Recession fears lead to a sharp bond rally

In August, the US Treasury bond curve rallied, with long-dated bond yields plummeting due to increasing uncertainties such as the trade war, demonstrations in Hong-Kong, a no-deal Brexit and the political turmoil in Italy.

Monthly Fund Commentary
20 Sep 2019

In August, the US Treasury bond curve rallied, with long-dated bond yields plummeting due to increasing uncertainties such as the trade war, demonstrations in Hong-Kong, a no-deal Brexit and the political turmoil in Italy.

Central banks continued to deliver very dovish messages, with rate cuts anticipated from both sides of the Atlantic. Due to weak inflation and recession fears in Germany and Italy, the ECB is expected to implement an aggressive monetary policy programme including a rate cut and another wave of Quantitative Easing in September. As a result, the Fed came under pressure (from both, Wall Street and the White House) as a stronger dollar against the euro is another important reason to ease US monetary policy in an attempt to avoid a recession or – at least – a significant slowdown of the US economy over the coming months.

Portfolio Strategy

In August, the Investment Adviser slightly increased the portfolio’s duration by selling $1.5 million 30y US Treasuries (nominal yields) and buying $3 million 30y TIPS (inflation-linked US treasuries, real yields). The team also invested some cash in 1y US Treasury.

Market Outlook

The Investment Adviser’s outlook is tied to two major topics, the macroeconomic situation (including growth and inflation) and Central Banks’ behaviour. Inflation risk remains subdued in the US and substantially below the ECB’s target in the Eurozone. Globally, growth is lower (mainly in China and Germany, possibly in the UK depending on the Brexit outcome) except for in the US, with the domestic economy remaining robust for the time being. This said, markets and central banks are aware that this safe haven position is temporary. Yield curves may continue to flatten and the US curve invert on increasing fears of a significant global growth slowdown, which will impact the domestic economy.

In the US market, the Investment Adviser believes that long term US Treasuries are still attractive and is considering increasing the portfolio’s duration against escalating global trade tensions and recession fears. Contemplating the current inflation expectations, and should they reach depressed levels, the team intends to further increase exposure to US inflation-protected securities, which were initiated in August.
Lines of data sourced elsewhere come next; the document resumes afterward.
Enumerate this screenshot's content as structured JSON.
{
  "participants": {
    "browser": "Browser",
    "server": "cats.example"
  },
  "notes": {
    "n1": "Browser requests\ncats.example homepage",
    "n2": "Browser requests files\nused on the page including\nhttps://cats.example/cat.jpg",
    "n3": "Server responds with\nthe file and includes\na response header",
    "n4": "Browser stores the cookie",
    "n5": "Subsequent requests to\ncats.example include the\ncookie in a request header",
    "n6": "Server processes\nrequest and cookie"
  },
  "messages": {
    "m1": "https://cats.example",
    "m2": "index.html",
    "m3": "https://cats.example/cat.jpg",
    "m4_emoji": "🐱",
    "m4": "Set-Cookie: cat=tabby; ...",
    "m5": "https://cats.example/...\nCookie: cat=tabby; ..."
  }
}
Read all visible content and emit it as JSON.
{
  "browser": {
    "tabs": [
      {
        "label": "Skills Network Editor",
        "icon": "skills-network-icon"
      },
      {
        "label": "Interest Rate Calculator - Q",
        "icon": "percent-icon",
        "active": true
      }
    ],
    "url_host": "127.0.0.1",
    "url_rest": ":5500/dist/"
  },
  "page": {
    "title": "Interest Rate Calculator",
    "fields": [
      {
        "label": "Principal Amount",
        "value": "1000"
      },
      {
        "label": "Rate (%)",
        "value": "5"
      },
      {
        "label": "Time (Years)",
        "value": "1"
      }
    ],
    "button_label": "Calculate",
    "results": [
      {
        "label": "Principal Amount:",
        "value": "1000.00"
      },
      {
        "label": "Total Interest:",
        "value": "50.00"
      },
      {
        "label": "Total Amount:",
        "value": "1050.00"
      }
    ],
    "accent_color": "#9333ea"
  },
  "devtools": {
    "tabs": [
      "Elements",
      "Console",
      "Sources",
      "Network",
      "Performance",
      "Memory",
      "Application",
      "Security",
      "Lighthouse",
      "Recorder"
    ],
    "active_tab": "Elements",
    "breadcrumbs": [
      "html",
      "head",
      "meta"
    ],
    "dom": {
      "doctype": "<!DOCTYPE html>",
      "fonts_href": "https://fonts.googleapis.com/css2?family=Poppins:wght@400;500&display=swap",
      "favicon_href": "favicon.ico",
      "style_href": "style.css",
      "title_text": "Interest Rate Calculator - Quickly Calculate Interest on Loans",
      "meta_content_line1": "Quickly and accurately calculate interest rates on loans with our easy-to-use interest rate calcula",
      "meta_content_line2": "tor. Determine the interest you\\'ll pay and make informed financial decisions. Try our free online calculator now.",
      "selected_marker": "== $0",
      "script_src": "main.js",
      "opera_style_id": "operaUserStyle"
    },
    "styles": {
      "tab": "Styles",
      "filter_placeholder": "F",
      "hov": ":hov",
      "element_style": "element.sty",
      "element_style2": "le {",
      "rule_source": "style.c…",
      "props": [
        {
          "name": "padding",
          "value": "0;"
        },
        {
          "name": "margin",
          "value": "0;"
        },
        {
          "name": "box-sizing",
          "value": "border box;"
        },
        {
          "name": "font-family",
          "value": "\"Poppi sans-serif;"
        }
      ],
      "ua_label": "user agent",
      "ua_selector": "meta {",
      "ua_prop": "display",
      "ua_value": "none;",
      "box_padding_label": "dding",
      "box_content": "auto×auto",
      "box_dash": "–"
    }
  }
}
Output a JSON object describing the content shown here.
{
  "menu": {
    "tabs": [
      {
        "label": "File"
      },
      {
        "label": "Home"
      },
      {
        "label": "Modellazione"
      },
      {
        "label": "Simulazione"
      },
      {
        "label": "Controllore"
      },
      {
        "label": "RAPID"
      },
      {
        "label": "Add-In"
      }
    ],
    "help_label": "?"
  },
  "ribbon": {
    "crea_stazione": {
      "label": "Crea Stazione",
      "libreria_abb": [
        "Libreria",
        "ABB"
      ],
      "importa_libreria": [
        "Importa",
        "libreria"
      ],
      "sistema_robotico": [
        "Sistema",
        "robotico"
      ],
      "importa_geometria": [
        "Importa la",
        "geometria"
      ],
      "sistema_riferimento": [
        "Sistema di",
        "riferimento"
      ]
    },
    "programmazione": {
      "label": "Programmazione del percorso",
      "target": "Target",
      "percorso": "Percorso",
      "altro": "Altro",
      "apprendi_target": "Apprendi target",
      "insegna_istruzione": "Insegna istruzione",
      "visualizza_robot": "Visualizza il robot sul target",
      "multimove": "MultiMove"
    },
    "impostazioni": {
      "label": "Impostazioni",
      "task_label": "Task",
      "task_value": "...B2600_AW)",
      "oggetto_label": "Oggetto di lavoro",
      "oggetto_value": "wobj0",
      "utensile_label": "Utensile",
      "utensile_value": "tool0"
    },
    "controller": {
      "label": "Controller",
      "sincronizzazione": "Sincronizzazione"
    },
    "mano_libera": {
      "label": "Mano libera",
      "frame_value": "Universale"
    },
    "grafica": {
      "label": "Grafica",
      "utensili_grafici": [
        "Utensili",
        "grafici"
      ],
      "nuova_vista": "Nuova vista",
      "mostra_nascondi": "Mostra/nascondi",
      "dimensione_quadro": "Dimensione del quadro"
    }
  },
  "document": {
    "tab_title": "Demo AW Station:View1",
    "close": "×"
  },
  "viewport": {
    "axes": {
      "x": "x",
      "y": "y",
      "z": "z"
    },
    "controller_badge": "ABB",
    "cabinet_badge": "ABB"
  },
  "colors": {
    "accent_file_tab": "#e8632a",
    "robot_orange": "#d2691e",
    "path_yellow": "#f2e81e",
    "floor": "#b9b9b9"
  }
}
According to the Investment Adviser, a further inverted US curve slope is still not excluded in the short term, with markets being concerned that the Fed may stay behind the curve. The team think that the best strategy today is to continue investing in a timely manner, keeping a selection of short-term high quality corporate bonds and investment grade emerging market bonds, combined with a barbell strategy on the US Treasury yield curve, with an overweight of 1-2y, combined with long dated US Treasuries (both nominal and real yields).

The Fed has recently delivered its first rate cut since the financial crisis and the FOMC may be forced to implement additional rate cuts should global growth continue to weaken, trade tensions remain and the dollar strength persist. In this context, the Investment Adviser believes that the Fed will continue to ease its monetary policy before year end or even implement a QE4 at some point.

In Europe, the team believe that current macro conditions and Brexit uncertainties support new accommodative measures from the ECB. An easing package will be unveiled in September, with a cut in the deposit rate and a new QE program (potentially more aggressive than expected due to weaker inflation and growth).

In Emerging Markets (EM), the Investment Adviser will continue to closely monitor the spread patterns (both governments and corporates) and EM countries’ ability to absorb trade shocks in the context of weak FX and a broad commodity market which is under pressure.

In conclusion, the Investment Adviser still believes that the best performing asset class is a mix of high-quality short term Investment Grade bonds (USD denominated corporates and emerging markets) combined with long-term US Treasuries. This said and given the current environment of a global spread-widening risk, the team may continue to increase the weight of US Treasuries, whilst reducing exposure to the three other pillars (corporate spreads in dollars, emerging markets in dollars and corporate spreads in euro).

The team believe that a mix of high grade corporate carry and US Treasuries will represent an opportunity to deliver robust performance during the coming months, despite a very low yield environment and a strong performance since the inception of the Fund.

The views and statements contained herein are those of the Eric Sturdza Group in their capacity as Investment Advisers to the Funds as of 12/09/2019 and are based on internal research and modelling.